The intention of writing this was to reveal the human psychology behind Astrology in order to foster critical thinking. That was my intention. Why?
If this article allows one person to hang up the hat of Astrology and start basing their important decisions on weighing pros and cons, costs and benefits, outcomes and possibilities rather than on heavenly bodies proven to have zero influence or predictive capacity, then the world will be a better place. Simply put, critical thinking makes the best decisions. Period. And this world needs better decisions.
Now if that rattles your cage, I apologize. But an unpleasant truth is still a truth. Throughout history there have been people who didn't want anyone to "provoke people's sentiments" and "create debate" because they didn't think it it served "a purpose of 'good'." They used phrases like that to maintain a status quo that provided them comfort but in fact did no one any good, and in some cases, did some people a lot of bad. A quick jaunt through the social movements of the 20th century will provide many examples.
So to answer your question, the article was written to educate with truths so people can live their lives better. To paraphrase the familiar PSA, "The More You Know" [Starrrrrrr]
Do you have a link that refutes the well-documented psychological mechanics behind Astrology?
The point wasn't to debunk Astrology. That's been done. The point was to discuss how all forms of astrology--sidereal and synodic among them--rely on the same psychological mechanics of the human brain. So take your pick, you're still getting the same product.
And no, Astrology is not like a hammer. That's a false analogy. No one "believes" in a hammer because *it does not require belief*. We use a hammer because we *know*--not believe--that it's a good tool for driving nails. We know because we've directly observed its ability to drive nails, and we verify that hypothesis when each nail is driven. Astrology however, requires belief--it does not produce the verifiable, undeniable evidence like that of the driven nail. Instead it produces an outcome that depends ENTIRELY on the subject's belief to give it veracity. So yes, you do have to believe in Astrology to "use" it, unlike a hammer.

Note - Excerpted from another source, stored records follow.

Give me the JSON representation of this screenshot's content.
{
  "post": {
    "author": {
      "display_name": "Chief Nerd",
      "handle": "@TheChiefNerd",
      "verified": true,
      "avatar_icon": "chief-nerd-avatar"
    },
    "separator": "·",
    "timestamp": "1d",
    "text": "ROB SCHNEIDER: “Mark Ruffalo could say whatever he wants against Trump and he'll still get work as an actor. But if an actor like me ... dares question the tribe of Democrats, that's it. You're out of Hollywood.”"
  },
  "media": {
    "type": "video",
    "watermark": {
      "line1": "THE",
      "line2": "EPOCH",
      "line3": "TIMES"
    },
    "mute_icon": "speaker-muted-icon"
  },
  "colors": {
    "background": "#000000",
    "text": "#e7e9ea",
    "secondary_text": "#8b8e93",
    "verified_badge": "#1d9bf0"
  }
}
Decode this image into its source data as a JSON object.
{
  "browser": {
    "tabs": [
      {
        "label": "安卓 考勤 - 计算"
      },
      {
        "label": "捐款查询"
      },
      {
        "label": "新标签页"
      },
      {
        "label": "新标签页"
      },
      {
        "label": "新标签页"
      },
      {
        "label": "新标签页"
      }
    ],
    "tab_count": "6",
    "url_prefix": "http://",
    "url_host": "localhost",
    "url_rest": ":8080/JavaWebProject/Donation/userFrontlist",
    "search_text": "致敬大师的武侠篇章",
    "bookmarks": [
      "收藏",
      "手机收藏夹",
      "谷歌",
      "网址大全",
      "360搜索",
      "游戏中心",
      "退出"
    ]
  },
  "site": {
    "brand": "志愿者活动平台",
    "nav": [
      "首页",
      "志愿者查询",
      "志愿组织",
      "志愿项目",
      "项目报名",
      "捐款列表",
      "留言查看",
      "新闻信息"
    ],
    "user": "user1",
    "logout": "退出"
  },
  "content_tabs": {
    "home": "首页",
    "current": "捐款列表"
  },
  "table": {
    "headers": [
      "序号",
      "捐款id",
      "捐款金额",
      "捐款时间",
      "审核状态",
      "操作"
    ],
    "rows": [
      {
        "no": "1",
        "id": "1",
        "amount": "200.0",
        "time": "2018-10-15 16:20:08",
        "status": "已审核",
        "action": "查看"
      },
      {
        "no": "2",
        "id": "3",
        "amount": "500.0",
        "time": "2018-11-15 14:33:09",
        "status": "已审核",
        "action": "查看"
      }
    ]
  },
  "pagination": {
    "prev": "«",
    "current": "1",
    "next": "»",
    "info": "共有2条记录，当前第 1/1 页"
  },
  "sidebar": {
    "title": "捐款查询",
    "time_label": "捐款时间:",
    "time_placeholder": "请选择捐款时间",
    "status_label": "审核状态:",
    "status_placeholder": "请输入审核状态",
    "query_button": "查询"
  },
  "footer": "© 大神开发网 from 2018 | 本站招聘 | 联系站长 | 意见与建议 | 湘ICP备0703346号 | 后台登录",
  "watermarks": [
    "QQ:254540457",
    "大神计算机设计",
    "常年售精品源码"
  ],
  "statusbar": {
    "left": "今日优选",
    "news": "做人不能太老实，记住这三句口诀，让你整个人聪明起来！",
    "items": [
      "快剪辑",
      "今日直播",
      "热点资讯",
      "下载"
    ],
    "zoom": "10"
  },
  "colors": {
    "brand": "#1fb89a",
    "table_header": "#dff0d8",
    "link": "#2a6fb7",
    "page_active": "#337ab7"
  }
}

Thanks for the catch Gregory. We've made the correction.
Good catch. We've made the correction. Thanks for the sharp eye.